Gould argues that the emotion in the gay community shifted from private shame to anger in 1986 and eventually to action by early 1987. The Supreme Court ruled on June 30, 1986 in the case Bowers v Hardwick that homosexuals did not have the right to engage is consensual sex in the privacy of their homes. Gould explains how a court case that had nothing to do with AIDS, galvanized the gay community to assert demands and medical treatment for people with AIDS. The case felt like a “declaration of war” (122) and rhetoric within the gay community quickly turned militant, even among gays and lesbians whose lives had not been affected by the disease. Nationwide the gay and lesbian community responded to the ruling with anger and a call to take to the streets. For the first time since the outbreak of AIDS, gay men and women rallied to protest decisions at the highest levels of government. This intermediate step of protest soon led to staged sit-ins, traffic disruptions, and marches to demand that the government finally acknowledge the heath crisis, develop medication, and provide financial support for health care and education. Men and women formed ACT UP once the emotion within the gay community changed. Gould asserts that this emotional shift, not simply logic and reason, played a key role in how the gay community responded to AIDS.

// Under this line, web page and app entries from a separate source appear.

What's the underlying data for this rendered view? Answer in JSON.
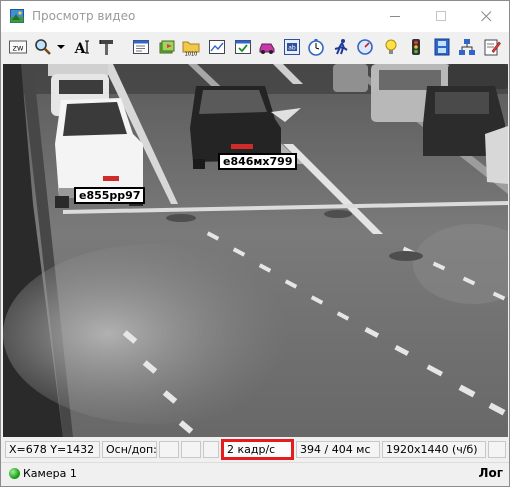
{
  "window": {
    "title": "Просмотр видео",
    "icons": {
      "app": "picture-icon",
      "minimize": "minimize-icon",
      "maximize": "maximize-icon",
      "close": "close-icon"
    }
  },
  "toolbar": {
    "tools": [
      {
        "name": "tool-keyboard",
        "icon": "keyboard-icon",
        "label": "ZW"
      },
      {
        "name": "tool-zoom",
        "icon": "magnifier-icon"
      },
      {
        "name": "tool-zoom-dropdown",
        "icon": "dropdown-arrow-icon"
      },
      {
        "name": "tool-text",
        "icon": "text-style-icon",
        "label": "A"
      },
      {
        "name": "tool-settings",
        "icon": "tools-icon"
      },
      {
        "name": "tool-properties",
        "icon": "window-list-icon"
      },
      {
        "name": "tool-export",
        "icon": "book-export-icon"
      },
      {
        "name": "tool-folder",
        "icon": "folder-numbers-icon"
      },
      {
        "name": "tool-chart",
        "icon": "chart-window-icon"
      },
      {
        "name": "tool-detect",
        "icon": "window-check-icon"
      },
      {
        "name": "tool-vehicle",
        "icon": "car-icon"
      },
      {
        "name": "tool-form",
        "icon": "form-icon"
      },
      {
        "name": "tool-timer",
        "icon": "stopwatch-icon"
      },
      {
        "name": "tool-pedestrian",
        "icon": "running-man-icon"
      },
      {
        "name": "tool-speed",
        "icon": "speed-dial-icon"
      },
      {
        "name": "tool-light",
        "icon": "light-bulb-icon"
      },
      {
        "name": "tool-traffic-light",
        "icon": "traffic-light-icon"
      },
      {
        "name": "tool-film",
        "icon": "film-icon"
      },
      {
        "name": "tool-network",
        "icon": "network-icon"
      },
      {
        "name": "tool-edit",
        "icon": "edit-document-icon"
      }
    ]
  },
  "video": {
    "plates": [
      {
        "text": "e855рр97"
      },
      {
        "text": "e846мх799"
      }
    ]
  },
  "status": {
    "coords": "X=678 Y=1432",
    "osn_label": "Осн/доп:",
    "fps": "2 кадр/с",
    "timing": "394 / 404 мс",
    "resolution": "1920х1440 (ч/б)"
  },
  "camera": {
    "label": "Камера 1",
    "log": "Лог"
  },
  "colors": {
    "highlight": "#e31d1d",
    "camera_status": "#1ea31a"
  }
}
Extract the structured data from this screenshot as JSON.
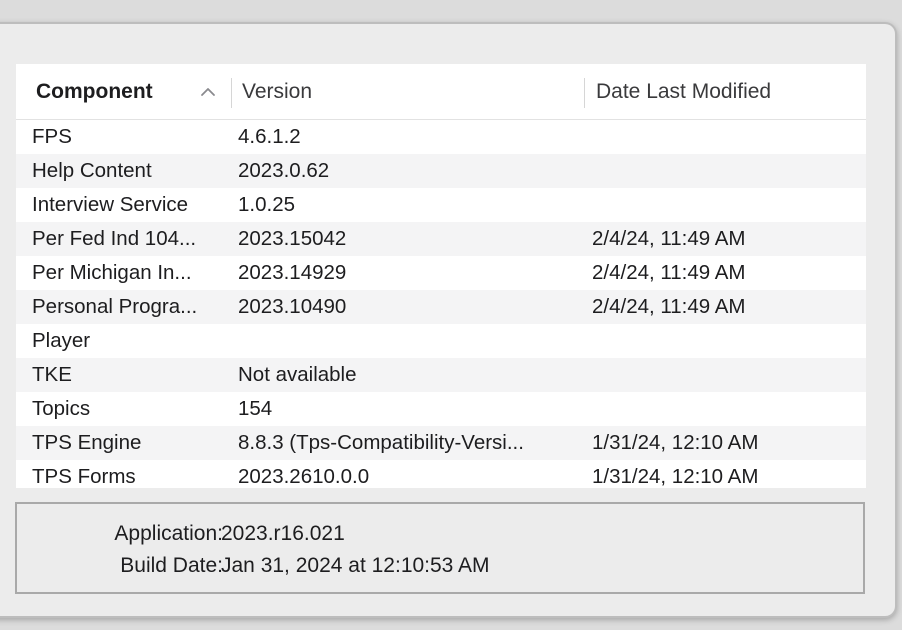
{
  "table": {
    "columns": [
      {
        "label": "Component",
        "sorted": "ascending"
      },
      {
        "label": "Version"
      },
      {
        "label": "Date Last Modified"
      }
    ],
    "rows": [
      {
        "component": "FPS",
        "version": "4.6.1.2",
        "date": ""
      },
      {
        "component": "Help Content",
        "version": "2023.0.62",
        "date": ""
      },
      {
        "component": "Interview Service",
        "version": "1.0.25",
        "date": ""
      },
      {
        "component": "Per Fed Ind 104...",
        "version": "2023.15042",
        "date": "2/4/24, 11:49 AM"
      },
      {
        "component": "Per Michigan In...",
        "version": "2023.14929",
        "date": "2/4/24, 11:49 AM"
      },
      {
        "component": "Personal Progra...",
        "version": "2023.10490",
        "date": "2/4/24, 11:49 AM"
      },
      {
        "component": "Player",
        "version": "",
        "date": ""
      },
      {
        "component": "TKE",
        "version": "Not available",
        "date": ""
      },
      {
        "component": "Topics",
        "version": "154",
        "date": ""
      },
      {
        "component": "TPS Engine",
        "version": "8.8.3 (Tps-Compatibility-Versi...",
        "date": "1/31/24, 12:10 AM"
      },
      {
        "component": "TPS Forms",
        "version": "2023.2610.0.0",
        "date": "1/31/24, 12:10 AM"
      }
    ]
  },
  "info": {
    "application_label": "Application:",
    "application_value": "2023.r16.021",
    "build_date_label": "Build Date:",
    "build_date_value": "Jan 31, 2024 at 12:10:53 AM"
  },
  "icons": {
    "sort": "chevron-up-icon"
  }
}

Gould acknowledges the class and racial elements at play during the years of ACT UP. White, middle class men predominantly made up the membership of ACT UP, which in turn shaped the priorities of the organization. Gould shows how these men felt a sense of entitlement to health care and insurance and felt indignation when for the first time in their lives the government would not listen to them or respond to their grievances. When white men did gain access to medical treatment, women and people of color within ACT UP accused them of not doing enough to help others in the group who were not white males. Gould argues that the various emotions surrounding class and race within the leadership of the organization led to internal conflicts and “fracturing solidarity” (268). As the death toll of people with AIDS continued to rise and as the fault lines of class and race made clearer distinctions among people within ACT UP, Gould argues that the emotions shifted once again. Anger gave way to despair, the emotion that she claims was the movement’s undoing (395).
Moving Politics uses a powerful theoretical framework to study the history and effectiveness of a social movement by arguing that emotions and not solely rationality change the course of social movements. By paying close attention to the importance of emotions in how humans make choices, Gould complicates the narrative surrounding social movements that posits reason and rational thinking as the driving forces behind their organization. Instead she argues that complicated emotions play a central role in human action or inaction. She opens up important avenues for understanding how social movements begin and change over time. The book also helps frame questions that can be applied to other social movements today. For example, what emotions have influenced the gay community’s attitude in the national debate over marriage equality? Are the emotions at play in complimentary social movements the same? How have emotions within anti-gay movements shifted and what caused that shift? Using Gould’s theory these questions can be asked and answered.